Page and application data records:
——
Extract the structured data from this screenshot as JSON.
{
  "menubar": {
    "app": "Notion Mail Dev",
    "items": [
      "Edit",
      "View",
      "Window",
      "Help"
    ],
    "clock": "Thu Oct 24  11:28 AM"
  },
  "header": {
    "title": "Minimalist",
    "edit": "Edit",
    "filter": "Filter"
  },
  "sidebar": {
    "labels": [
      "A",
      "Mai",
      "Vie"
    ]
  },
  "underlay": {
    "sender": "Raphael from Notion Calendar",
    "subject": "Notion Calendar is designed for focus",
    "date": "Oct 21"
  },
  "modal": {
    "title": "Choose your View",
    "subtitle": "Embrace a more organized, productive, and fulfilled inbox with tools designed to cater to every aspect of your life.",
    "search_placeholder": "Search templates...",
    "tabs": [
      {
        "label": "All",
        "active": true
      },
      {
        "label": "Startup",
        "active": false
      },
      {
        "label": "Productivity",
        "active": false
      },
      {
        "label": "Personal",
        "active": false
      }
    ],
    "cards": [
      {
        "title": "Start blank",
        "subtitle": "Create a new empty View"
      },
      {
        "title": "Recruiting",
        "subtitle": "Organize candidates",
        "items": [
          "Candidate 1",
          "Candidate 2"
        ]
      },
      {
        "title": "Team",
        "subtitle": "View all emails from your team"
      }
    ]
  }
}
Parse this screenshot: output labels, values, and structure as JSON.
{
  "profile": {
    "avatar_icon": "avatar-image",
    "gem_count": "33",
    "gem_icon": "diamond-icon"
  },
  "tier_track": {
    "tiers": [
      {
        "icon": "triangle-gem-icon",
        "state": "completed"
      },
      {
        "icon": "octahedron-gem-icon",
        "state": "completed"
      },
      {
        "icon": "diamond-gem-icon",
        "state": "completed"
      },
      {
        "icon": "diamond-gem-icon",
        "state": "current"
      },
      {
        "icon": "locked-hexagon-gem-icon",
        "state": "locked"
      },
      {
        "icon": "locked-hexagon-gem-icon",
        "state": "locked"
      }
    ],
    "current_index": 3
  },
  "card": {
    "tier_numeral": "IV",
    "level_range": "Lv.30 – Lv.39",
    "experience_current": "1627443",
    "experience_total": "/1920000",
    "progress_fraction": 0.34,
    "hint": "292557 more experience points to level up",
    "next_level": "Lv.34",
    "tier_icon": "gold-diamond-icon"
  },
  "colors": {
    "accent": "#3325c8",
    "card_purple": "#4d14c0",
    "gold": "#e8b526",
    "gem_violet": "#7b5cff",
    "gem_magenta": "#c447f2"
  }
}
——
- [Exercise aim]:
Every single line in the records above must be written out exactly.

- [Task result]:
Extract the structured data from this screenshot as JSON.
{
  "menubar": {
    "app": "Notion Mail Dev",
    "items": [
      "Edit",
      "View",
      "Window",
      "Help"
    ],
    "clock": "Thu Oct 24  11:28 AM"
  },
  "header": {
    "title": "Minimalist",
    "edit": "Edit",
    "filter": "Filter"
  },
  "sidebar": {
    "labels": [
      "A",
      "Mai",
      "Vie"
    ]
  },
  "underlay": {
    "sender": "Raphael from Notion Calendar",
    "subject": "Notion Calendar is designed for focus",
    "date": "Oct 21"
  },
  "modal": {
    "title": "Choose your View",
    "subtitle": "Embrace a more organized, productive, and fulfilled inbox with tools designed to cater to every aspect of your life.",
    "search_placeholder": "Search templates...",
    "tabs": [
      {
        "label": "All",
        "active": true
      },
      {
        "label": "Startup",
        "active": false
      },
      {
        "label": "Productivity",
        "active": false
      },
      {
        "label": "Personal",
        "active": false
      }
    ],
    "cards": [
      {
        "title": "Start blank",
        "subtitle": "Create a new empty View"
      },
      {
        "title": "Recruiting",
        "subtitle": "Organize candidates",
        "items": [
          "Candidate 1",
          "Candidate 2"
        ]
      },
      {
        "title": "Team",
        "subtitle": "View all emails from your team"
      }
    ]
  }
}
Parse this screenshot: output labels, values, and structure as JSON.
{
  "profile": {
    "avatar_icon": "avatar-image",
    "gem_count": "33",
    "gem_icon": "diamond-icon"
  },
  "tier_track": {
    "tiers": [
      {
        "icon": "triangle-gem-icon",
        "state": "completed"
      },
      {
        "icon": "octahedron-gem-icon",
        "state": "completed"
      },
      {
        "icon": "diamond-gem-icon",
        "state": "completed"
      },
      {
        "icon": "diamond-gem-icon",
        "state": "current"
      },
      {
        "icon": "locked-hexagon-gem-icon",
        "state": "locked"
      },
      {
        "icon": "locked-hexagon-gem-icon",
        "state": "locked"
      }
    ],
    "current_index": 3
  },
  "card": {
    "tier_numeral": "IV",
    "level_range": "Lv.30 – Lv.39",
    "experience_current": "1627443",
    "experience_total": "/1920000",
    "progress_fraction": 0.34,
    "hint": "292557 more experience points to level up",
    "next_level": "Lv.34",
    "tier_icon": "gold-diamond-icon"
  },
  "colors": {
    "accent": "#3325c8",
    "card_purple": "#4d14c0",
    "gold": "#e8b526",
    "gem_violet": "#7b5cff",
    "gem_magenta": "#c447f2"
  }
}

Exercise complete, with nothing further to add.